The 30-year-old man, who does not hold a valid licence, was charged at Skaraborg District Court in south-western Sweden for driving while under the influence of alcohol and drugs.
He was first stopped in November last year driving a moped with an alcohol level of 71 milligrams of alcohol per 100 millilitres of blood (a BAC of 0.071 percent, while the legal limit in Sweden is 20mg of alcohol per 100ml of blood or a BAC of 0.02 percent). Traces of cannabis were also found.
In March he was stopped with 119mg of alcohol per 100ml of blood and traces of amfetamin.
A month later he was driving a motorcycle, measuring 197mg of alcohol per 100ml of blood.
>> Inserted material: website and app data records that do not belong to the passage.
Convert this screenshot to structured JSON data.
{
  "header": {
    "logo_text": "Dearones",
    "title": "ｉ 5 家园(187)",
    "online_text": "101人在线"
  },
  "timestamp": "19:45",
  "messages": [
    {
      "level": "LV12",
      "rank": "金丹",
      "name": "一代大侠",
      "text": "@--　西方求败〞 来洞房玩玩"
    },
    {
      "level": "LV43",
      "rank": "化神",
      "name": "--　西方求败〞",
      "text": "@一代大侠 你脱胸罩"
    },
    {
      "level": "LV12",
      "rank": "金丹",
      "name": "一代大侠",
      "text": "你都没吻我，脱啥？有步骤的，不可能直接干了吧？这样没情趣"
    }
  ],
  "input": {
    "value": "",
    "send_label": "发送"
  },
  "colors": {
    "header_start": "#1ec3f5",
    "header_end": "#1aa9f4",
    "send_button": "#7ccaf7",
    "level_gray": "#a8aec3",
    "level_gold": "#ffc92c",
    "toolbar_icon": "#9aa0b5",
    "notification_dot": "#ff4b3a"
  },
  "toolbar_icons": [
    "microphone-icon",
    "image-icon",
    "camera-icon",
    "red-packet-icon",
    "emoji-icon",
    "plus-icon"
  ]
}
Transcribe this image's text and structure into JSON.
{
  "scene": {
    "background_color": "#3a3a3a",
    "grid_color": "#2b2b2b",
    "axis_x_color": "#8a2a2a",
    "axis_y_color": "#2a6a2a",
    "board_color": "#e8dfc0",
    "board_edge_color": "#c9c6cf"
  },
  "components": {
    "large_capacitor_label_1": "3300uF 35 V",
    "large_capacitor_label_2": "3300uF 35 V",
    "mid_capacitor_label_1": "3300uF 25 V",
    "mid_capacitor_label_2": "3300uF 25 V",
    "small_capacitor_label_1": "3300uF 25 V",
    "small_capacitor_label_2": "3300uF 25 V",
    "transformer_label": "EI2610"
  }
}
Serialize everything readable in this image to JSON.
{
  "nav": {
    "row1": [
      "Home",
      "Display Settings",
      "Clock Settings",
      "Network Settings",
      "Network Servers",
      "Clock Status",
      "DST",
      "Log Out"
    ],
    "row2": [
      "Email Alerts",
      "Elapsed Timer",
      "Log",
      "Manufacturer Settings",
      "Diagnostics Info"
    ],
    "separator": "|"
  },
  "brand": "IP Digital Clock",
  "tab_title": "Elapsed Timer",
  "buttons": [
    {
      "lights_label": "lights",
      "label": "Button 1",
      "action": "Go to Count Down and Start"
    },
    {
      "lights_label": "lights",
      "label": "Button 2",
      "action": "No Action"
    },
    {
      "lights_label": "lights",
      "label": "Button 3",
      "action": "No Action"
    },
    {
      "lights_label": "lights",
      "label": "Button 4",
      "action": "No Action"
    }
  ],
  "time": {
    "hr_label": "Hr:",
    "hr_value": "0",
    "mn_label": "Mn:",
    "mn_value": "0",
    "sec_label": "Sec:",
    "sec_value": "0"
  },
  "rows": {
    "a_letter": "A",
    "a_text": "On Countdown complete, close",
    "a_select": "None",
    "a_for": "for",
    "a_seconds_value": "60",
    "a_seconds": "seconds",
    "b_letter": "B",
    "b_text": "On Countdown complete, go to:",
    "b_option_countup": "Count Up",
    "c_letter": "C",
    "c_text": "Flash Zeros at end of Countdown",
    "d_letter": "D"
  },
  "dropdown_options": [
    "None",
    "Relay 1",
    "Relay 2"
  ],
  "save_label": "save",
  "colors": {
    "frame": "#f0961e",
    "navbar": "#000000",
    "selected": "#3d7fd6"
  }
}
And at the end of June he was stopped driving another moped in Mariestad after running a red light. According to the charge sheet his driving was so erratic he nearly crashed into other vehicles. His alcohol level was then 76mg per 100ml of blood (a BAC of 0.076 percent).
The man was also charged with narcotics offences, driving without a licence and carelessness in traffic.
Sweden has one of the lowest rates of drink-driving related accidents in the world, but this is not the first case to grab the headlines this year.
Earlier this summer police in western Sweden stopped to help a man whose car had got stuck in the snow, initially believing he was Danish, until it turned out he was slurring his words because he was drunk.
The same day another man, in Eksjö in southern Sweden, hit the news after being stopped on his lawnmower while under the influence.
Around 26,100 drink-driving offences were reported to police in 2015, down by five percent on 2006.